Jeffrey Philips wrote recently a blog entitled “what really blocks innovation” that he has seen at executive level towards innovation when introducing the work mat approach he and I developed. He put these into four framing boxes that make up the potential barriers. I agree with all of what he says and more.

I’d like to go a little deeper with a suggested way to surface these deeper personal hidden blockages that you do find in working with innovation, that the work mat brings out. It is surprising as they often have real commonality once surfaced and then you need to find the dedicated time to allow them to be fully discussed, as they are critical to unlock.

Often in innovation adoption there are so many hidden barriers that need drawing out and resolving. Take a read of Jeffrey’s observations, as they clearly triggered my own approach of how to deal with them which I thought I’d share here.  As Jeffrey states there are “very different perspectives, different goals and even different definitions between and among members of many executive teams.” The key is to surface these.

We both totally share this point that Jeffrey raises, that “sustained innovation can only occur when there is clarity about goals, alignment within the executive team to the goals, deep commitments to appropriate staffing and resource allocation, and the willingness to lead into risky or uncertain initiatives.  When these factors are present, innovation can flourish.”

To get to this point we need to draw out those real hidden concerns that inhibit innovations adoption at executive level.
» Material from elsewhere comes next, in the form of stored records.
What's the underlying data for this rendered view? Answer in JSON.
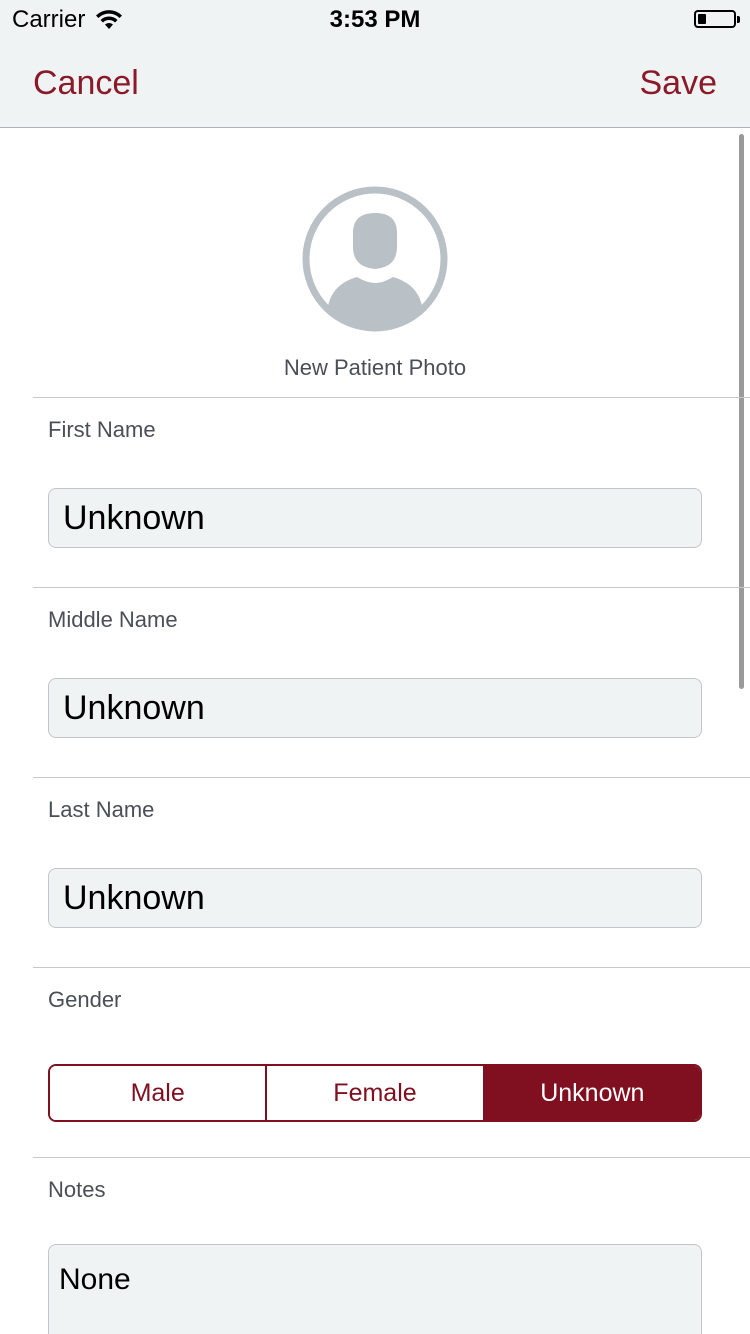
{
  "status_bar": {
    "carrier": "Carrier",
    "time": "3:53 PM",
    "wifi_icon": "wifi-icon",
    "battery_icon": "battery-icon"
  },
  "nav": {
    "cancel_label": "Cancel",
    "save_label": "Save"
  },
  "photo": {
    "icon": "person-avatar-icon",
    "label": "New Patient Photo"
  },
  "fields": {
    "first_name": {
      "label": "First Name",
      "value": "Unknown"
    },
    "middle_name": {
      "label": "Middle Name",
      "value": "Unknown"
    },
    "last_name": {
      "label": "Last Name",
      "value": "Unknown"
    },
    "gender": {
      "label": "Gender",
      "options": [
        "Male",
        "Female",
        "Unknown"
      ],
      "selected": "Unknown"
    },
    "notes": {
      "label": "Notes",
      "value": "None"
    }
  },
  "colors": {
    "accent": "#801020",
    "nav_background": "#f0f3f4",
    "input_background": "#f0f3f4",
    "label_text": "#4a4f57"
  }
}
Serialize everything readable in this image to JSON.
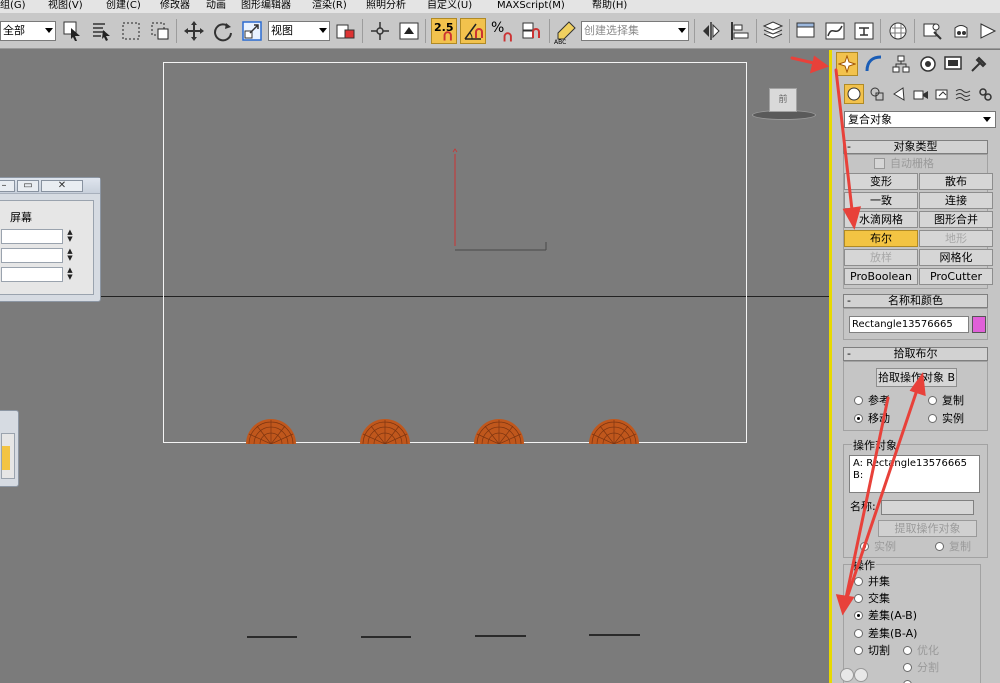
{
  "menu": {
    "items": [
      "组(G)",
      "视图(V)",
      "创建(C)",
      "修改器",
      "动画",
      "图形编辑器",
      "渲染(R)",
      "照明分析",
      "自定义(U)",
      "MAXScript(M)",
      "帮助(H)"
    ]
  },
  "toolbar": {
    "selection_filter": "全部",
    "ref_coord": "视图",
    "snap_label": "2.5",
    "percent_label": "%",
    "named_selection_placeholder": "创建选择集",
    "abc_label": "ABC"
  },
  "viewport": {
    "viewcube_label": "前"
  },
  "dialog_top": {
    "close": "✕",
    "group_label": "屏幕"
  },
  "panel": {
    "category": "复合对象",
    "object_type": {
      "title": "对象类型",
      "autogrid": "自动栅格",
      "buttons": [
        "变形",
        "散布",
        "一致",
        "连接",
        "水滴网格",
        "图形合并",
        "布尔",
        "地形",
        "放样",
        "网格化",
        "ProBoolean",
        "ProCutter"
      ]
    },
    "name_color": {
      "title": "名称和颜色",
      "name": "Rectangle13576665",
      "swatch_color": "#e060d8"
    },
    "pick_boolean": {
      "title": "拾取布尔",
      "pick_button": "拾取操作对象 B",
      "reference": "参考",
      "copy": "复制",
      "move": "移动",
      "instance": "实例"
    },
    "operands": {
      "title": "操作对象",
      "a": "A: Rectangle13576665",
      "b": "B:",
      "name_label": "名称:",
      "extract_button": "提取操作对象",
      "instance": "实例",
      "copy": "复制"
    },
    "operation": {
      "title": "操作",
      "union": "并集",
      "intersection": "交集",
      "subtract_ab": "差集(A-B)",
      "subtract_ba": "差集(B-A)",
      "cut": "切割",
      "refine": "优化",
      "split": "分割"
    }
  },
  "colors": {
    "viewport_bg": "#7b7b7b",
    "active_viewport_border": "#e8d900",
    "active_button": "#f3c443",
    "annotation_arrow": "#e8413a",
    "pebble": "#c0571c"
  }
}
We need to trigger ‘collective’ discussions so the team can relate and share their concerns and offer up solutions that breaks through those barriers. Continue reading